• _Information_
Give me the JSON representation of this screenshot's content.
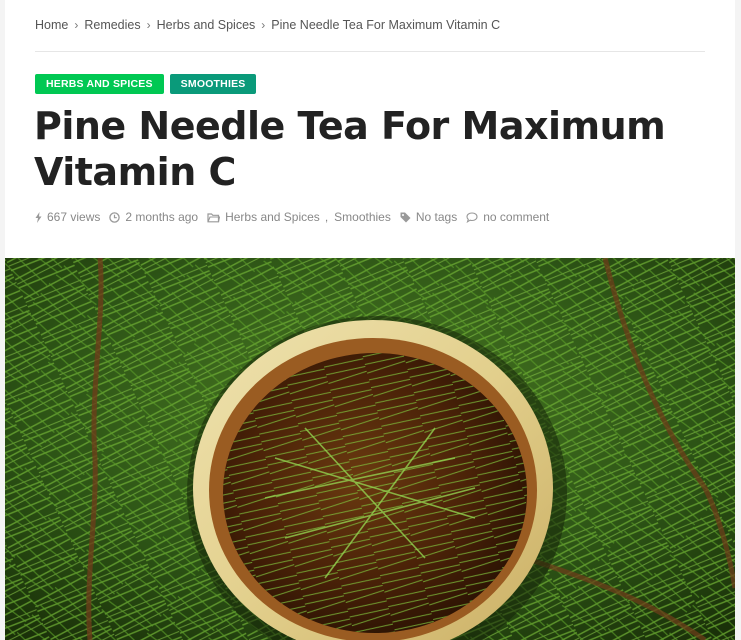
{
  "breadcrumb": {
    "items": [
      "Home",
      "Remedies",
      "Herbs and Spices",
      "Pine Needle Tea For Maximum Vitamin C"
    ]
  },
  "tags": [
    {
      "label": "HERBS AND SPICES",
      "color": "#00c853"
    },
    {
      "label": "SMOOTHIES",
      "color": "#0a9a7a"
    }
  ],
  "article": {
    "title": "Pine Needle Tea For Maximum Vitamin C"
  },
  "meta": {
    "views": "667 views",
    "date": "2 months ago",
    "categories": [
      "Herbs and Spices",
      "Smoothies"
    ],
    "category_separator": ",",
    "tags": "No tags",
    "comments": "no comment"
  },
  "icons": {
    "views": "bolt-icon",
    "date": "clock-icon",
    "category": "folder-icon",
    "tags": "tag-icon",
    "comments": "comment-icon",
    "breadcrumb_separator": "chevron-right-icon"
  },
  "colors": {
    "title": "#222222",
    "meta": "#888888",
    "tag_green": "#00c853",
    "tag_teal": "#0a9a7a"
  }
}
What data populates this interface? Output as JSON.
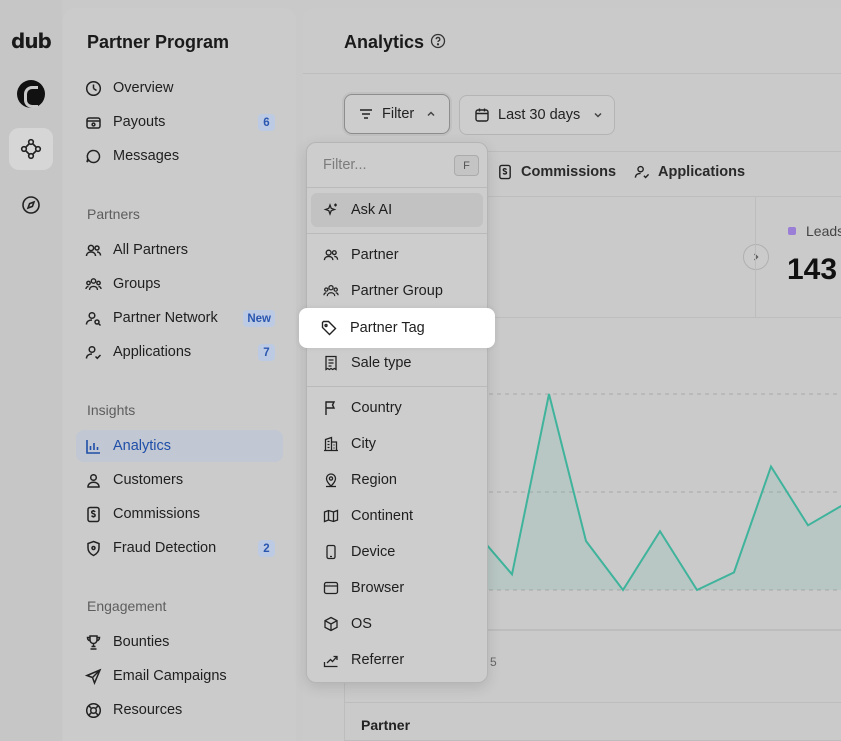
{
  "rail": {
    "logo": "dub",
    "items": [
      {
        "icon": "workspace-avatar"
      },
      {
        "icon": "partner-network-icon",
        "active": true
      },
      {
        "icon": "compass-icon"
      }
    ]
  },
  "sidebar": {
    "title": "Partner Program",
    "top_items": [
      {
        "label": "Overview",
        "icon": "overview-icon"
      },
      {
        "label": "Payouts",
        "icon": "payouts-icon",
        "badge": "6"
      },
      {
        "label": "Messages",
        "icon": "messages-icon"
      }
    ],
    "sections": [
      {
        "title": "Partners",
        "items": [
          {
            "label": "All Partners",
            "icon": "users-icon"
          },
          {
            "label": "Groups",
            "icon": "groups-icon"
          },
          {
            "label": "Partner Network",
            "icon": "user-search-icon",
            "badge": "New"
          },
          {
            "label": "Applications",
            "icon": "user-check-icon",
            "badge": "7"
          }
        ]
      },
      {
        "title": "Insights",
        "items": [
          {
            "label": "Analytics",
            "icon": "analytics-icon",
            "active": true
          },
          {
            "label": "Customers",
            "icon": "user-icon"
          },
          {
            "label": "Commissions",
            "icon": "dollar-receipt-icon"
          },
          {
            "label": "Fraud Detection",
            "icon": "shield-icon",
            "badge": "2"
          }
        ]
      },
      {
        "title": "Engagement",
        "items": [
          {
            "label": "Bounties",
            "icon": "trophy-icon"
          },
          {
            "label": "Email Campaigns",
            "icon": "send-icon"
          },
          {
            "label": "Resources",
            "icon": "lifebuoy-icon"
          }
        ]
      }
    ]
  },
  "main": {
    "title": "Analytics",
    "filter_label": "Filter",
    "date_label": "Last 30 days",
    "tabs": [
      {
        "label": "Commissions",
        "icon": "dollar-receipt-icon"
      },
      {
        "label": "Applications",
        "icon": "user-check-icon"
      }
    ],
    "stat": {
      "label": "Leads",
      "value": "143"
    },
    "x_tick": "5",
    "table_header": "Partner"
  },
  "dropdown": {
    "placeholder": "Filter...",
    "shortcut": "F",
    "ask_ai": "Ask AI",
    "group1": [
      {
        "label": "Partner",
        "icon": "users-icon"
      },
      {
        "label": "Partner Group",
        "icon": "groups-icon"
      },
      {
        "label": "Partner Tag",
        "icon": "tag-icon",
        "highlighted": true
      },
      {
        "label": "Sale type",
        "icon": "receipt-icon"
      }
    ],
    "group2": [
      {
        "label": "Country",
        "icon": "flag-icon"
      },
      {
        "label": "City",
        "icon": "building-icon"
      },
      {
        "label": "Region",
        "icon": "map-pin-icon"
      },
      {
        "label": "Continent",
        "icon": "globe-map-icon"
      },
      {
        "label": "Device",
        "icon": "mobile-icon"
      },
      {
        "label": "Browser",
        "icon": "browser-icon"
      },
      {
        "label": "OS",
        "icon": "cube-icon"
      },
      {
        "label": "Referrer",
        "icon": "referrer-icon"
      }
    ]
  },
  "colors": {
    "accent": "#1f4fa8",
    "chart_line": "#3fb39b",
    "badge_bg": "#bccbe3",
    "leads_dot": "#9b7ed6"
  },
  "chart_data": {
    "type": "area",
    "series": [
      {
        "values": [
          30,
          8,
          100,
          25,
          0,
          30,
          0,
          9,
          63,
          33,
          44
        ]
      }
    ]
  }
}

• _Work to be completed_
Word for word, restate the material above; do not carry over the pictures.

• _Exercise output_
Give me the JSON representation of this screenshot's content.
{
  "breadcrumb": {
    "items": [
      "Home",
      "Remedies",
      "Herbs and Spices",
      "Pine Needle Tea For Maximum Vitamin C"
    ]
  },
  "tags": [
    {
      "label": "HERBS AND SPICES",
      "color": "#00c853"
    },
    {
      "label": "SMOOTHIES",
      "color": "#0a9a7a"
    }
  ],
  "article": {
    "title": "Pine Needle Tea For Maximum Vitamin C"
  },
  "meta": {
    "views": "667 views",
    "date": "2 months ago",
    "categories": [
      "Herbs and Spices",
      "Smoothies"
    ],
    "category_separator": ",",
    "tags": "No tags",
    "comments": "no comment"
  },
  "icons": {
    "views": "bolt-icon",
    "date": "clock-icon",
    "category": "folder-icon",
    "tags": "tag-icon",
    "comments": "comment-icon",
    "breadcrumb_separator": "chevron-right-icon"
  },
  "colors": {
    "title": "#222222",
    "meta": "#888888",
    "tag_green": "#00c853",
    "tag_teal": "#0a9a7a"
  }
}
What data populates this interface? Output as JSON.
{
  "rail": {
    "logo": "dub",
    "items": [
      {
        "icon": "workspace-avatar"
      },
      {
        "icon": "partner-network-icon",
        "active": true
      },
      {
        "icon": "compass-icon"
      }
    ]
  },
  "sidebar": {
    "title": "Partner Program",
    "top_items": [
      {
        "label": "Overview",
        "icon": "overview-icon"
      },
      {
        "label": "Payouts",
        "icon": "payouts-icon",
        "badge": "6"
      },
      {
        "label": "Messages",
        "icon": "messages-icon"
      }
    ],
    "sections": [
      {
        "title": "Partners",
        "items": [
          {
            "label": "All Partners",
            "icon": "users-icon"
          },
          {
            "label": "Groups",
            "icon": "groups-icon"
          },
          {
            "label": "Partner Network",
            "icon": "user-search-icon",
            "badge": "New"
          },
          {
            "label": "Applications",
            "icon": "user-check-icon",
            "badge": "7"
          }
        ]
      },
      {
        "title": "Insights",
        "items": [
          {
            "label": "Analytics",
            "icon": "analytics-icon",
            "active": true
          },
          {
            "label": "Customers",
            "icon": "user-icon"
          },
          {
            "label": "Commissions",
            "icon": "dollar-receipt-icon"
          },
          {
            "label": "Fraud Detection",
            "icon": "shield-icon",
            "badge": "2"
          }
        ]
      },
      {
        "title": "Engagement",
        "items": [
          {
            "label": "Bounties",
            "icon": "trophy-icon"
          },
          {
            "label": "Email Campaigns",
            "icon": "send-icon"
          },
          {
            "label": "Resources",
            "icon": "lifebuoy-icon"
          }
        ]
      }
    ]
  },
  "main": {
    "title": "Analytics",
    "filter_label": "Filter",
    "date_label": "Last 30 days",
    "tabs": [
      {
        "label": "Commissions",
        "icon": "dollar-receipt-icon"
      },
      {
        "label": "Applications",
        "icon": "user-check-icon"
      }
    ],
    "stat": {
      "label": "Leads",
      "value": "143"
    },
    "x_tick": "5",
    "table_header": "Partner"
  },
  "dropdown": {
    "placeholder": "Filter...",
    "shortcut": "F",
    "ask_ai": "Ask AI",
    "group1": [
      {
        "label": "Partner",
        "icon": "users-icon"
      },
      {
        "label": "Partner Group",
        "icon": "groups-icon"
      },
      {
        "label": "Partner Tag",
        "icon": "tag-icon",
        "highlighted": true
      },
      {
        "label": "Sale type",
        "icon": "receipt-icon"
      }
    ],
    "group2": [
      {
        "label": "Country",
        "icon": "flag-icon"
      },
      {
        "label": "City",
        "icon": "building-icon"
      },
      {
        "label": "Region",
        "icon": "map-pin-icon"
      },
      {
        "label": "Continent",
        "icon": "globe-map-icon"
      },
      {
        "label": "Device",
        "icon": "mobile-icon"
      },
      {
        "label": "Browser",
        "icon": "browser-icon"
      },
      {
        "label": "OS",
        "icon": "cube-icon"
      },
      {
        "label": "Referrer",
        "icon": "referrer-icon"
      }
    ]
  },
  "colors": {
    "accent": "#1f4fa8",
    "chart_line": "#3fb39b",
    "badge_bg": "#bccbe3",
    "leads_dot": "#9b7ed6"
  },
  "chart_data": {
    "type": "area",
    "series": [
      {
        "values": [
          30,
          8,
          100,
          25,
          0,
          30,
          0,
          9,
          63,
          33,
          44
        ]
      }
    ]
  }
}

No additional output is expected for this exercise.